## Task material
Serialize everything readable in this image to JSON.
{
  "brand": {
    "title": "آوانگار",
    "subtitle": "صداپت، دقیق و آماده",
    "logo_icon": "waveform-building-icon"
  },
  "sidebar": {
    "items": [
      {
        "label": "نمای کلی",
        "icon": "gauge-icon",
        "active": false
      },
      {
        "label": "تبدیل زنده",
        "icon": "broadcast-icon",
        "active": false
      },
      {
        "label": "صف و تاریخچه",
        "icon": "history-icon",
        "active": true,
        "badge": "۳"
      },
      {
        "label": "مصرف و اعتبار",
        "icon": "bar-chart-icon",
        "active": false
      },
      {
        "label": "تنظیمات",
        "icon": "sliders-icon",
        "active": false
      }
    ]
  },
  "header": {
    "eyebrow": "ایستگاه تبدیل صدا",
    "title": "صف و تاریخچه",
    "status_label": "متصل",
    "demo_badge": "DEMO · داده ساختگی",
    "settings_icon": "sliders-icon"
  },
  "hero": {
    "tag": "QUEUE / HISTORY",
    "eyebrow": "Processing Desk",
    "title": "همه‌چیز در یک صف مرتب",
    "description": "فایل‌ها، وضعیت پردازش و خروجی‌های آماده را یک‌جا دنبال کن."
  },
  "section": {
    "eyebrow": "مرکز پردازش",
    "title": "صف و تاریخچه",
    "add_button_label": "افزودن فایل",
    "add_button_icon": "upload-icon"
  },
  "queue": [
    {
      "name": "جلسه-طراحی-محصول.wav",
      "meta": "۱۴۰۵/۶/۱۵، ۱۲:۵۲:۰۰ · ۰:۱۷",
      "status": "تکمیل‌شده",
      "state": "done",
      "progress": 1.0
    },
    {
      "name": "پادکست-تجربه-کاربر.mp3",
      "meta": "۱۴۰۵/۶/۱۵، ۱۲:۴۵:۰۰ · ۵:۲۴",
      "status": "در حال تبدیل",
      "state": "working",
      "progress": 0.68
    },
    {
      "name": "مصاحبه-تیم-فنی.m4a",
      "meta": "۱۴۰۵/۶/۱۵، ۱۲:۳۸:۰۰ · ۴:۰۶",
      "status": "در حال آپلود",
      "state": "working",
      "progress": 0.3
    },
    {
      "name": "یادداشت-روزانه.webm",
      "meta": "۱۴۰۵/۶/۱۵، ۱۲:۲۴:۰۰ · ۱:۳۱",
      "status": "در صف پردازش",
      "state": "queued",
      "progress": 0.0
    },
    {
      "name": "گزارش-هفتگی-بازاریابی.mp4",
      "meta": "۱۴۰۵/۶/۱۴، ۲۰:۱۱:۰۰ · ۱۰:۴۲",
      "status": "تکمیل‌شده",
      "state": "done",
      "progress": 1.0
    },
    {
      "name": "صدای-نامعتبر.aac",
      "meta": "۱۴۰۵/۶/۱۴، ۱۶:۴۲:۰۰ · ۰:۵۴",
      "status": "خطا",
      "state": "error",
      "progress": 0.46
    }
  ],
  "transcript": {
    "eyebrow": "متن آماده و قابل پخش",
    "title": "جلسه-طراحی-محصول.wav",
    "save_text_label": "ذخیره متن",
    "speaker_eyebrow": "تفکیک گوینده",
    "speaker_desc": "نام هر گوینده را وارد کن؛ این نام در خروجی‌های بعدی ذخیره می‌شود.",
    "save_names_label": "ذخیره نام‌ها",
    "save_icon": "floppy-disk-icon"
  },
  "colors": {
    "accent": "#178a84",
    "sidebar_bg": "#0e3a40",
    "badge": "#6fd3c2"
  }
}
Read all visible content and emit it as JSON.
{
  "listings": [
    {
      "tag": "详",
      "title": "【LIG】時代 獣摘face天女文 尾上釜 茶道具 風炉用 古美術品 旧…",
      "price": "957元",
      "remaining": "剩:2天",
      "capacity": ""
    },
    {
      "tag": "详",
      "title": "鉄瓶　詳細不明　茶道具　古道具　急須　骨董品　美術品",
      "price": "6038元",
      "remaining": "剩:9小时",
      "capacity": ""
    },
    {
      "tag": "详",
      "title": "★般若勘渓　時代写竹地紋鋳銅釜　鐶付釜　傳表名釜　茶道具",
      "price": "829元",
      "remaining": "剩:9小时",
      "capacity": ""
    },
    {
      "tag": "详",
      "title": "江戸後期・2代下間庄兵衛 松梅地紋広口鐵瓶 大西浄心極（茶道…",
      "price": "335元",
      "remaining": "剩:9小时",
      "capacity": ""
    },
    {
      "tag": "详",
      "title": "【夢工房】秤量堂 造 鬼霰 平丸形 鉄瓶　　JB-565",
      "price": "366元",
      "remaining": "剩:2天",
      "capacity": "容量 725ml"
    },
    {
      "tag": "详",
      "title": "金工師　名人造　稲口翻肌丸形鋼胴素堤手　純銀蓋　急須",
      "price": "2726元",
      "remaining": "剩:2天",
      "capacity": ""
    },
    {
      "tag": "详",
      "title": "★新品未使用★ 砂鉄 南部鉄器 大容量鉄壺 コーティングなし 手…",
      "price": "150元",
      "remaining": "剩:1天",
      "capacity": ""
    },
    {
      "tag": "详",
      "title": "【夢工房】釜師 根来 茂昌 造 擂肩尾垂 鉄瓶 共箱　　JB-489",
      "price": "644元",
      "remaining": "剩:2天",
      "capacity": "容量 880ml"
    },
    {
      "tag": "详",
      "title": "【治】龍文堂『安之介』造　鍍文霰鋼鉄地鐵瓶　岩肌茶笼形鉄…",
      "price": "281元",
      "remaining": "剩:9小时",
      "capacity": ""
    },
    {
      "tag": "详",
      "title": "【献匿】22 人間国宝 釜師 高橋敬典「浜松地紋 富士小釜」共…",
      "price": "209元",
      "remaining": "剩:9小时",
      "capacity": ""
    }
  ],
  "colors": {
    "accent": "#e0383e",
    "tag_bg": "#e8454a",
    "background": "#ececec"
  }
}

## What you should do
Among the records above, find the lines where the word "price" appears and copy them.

## Result of this exercise
      "price": "957元",
      "price": "6038元",
      "price": "829元",
      "price": "335元",
      "price": "366元",
      "price": "2726元",
      "price": "150元",
      "price": "644元",
      "price": "281元",
      "price": "209元",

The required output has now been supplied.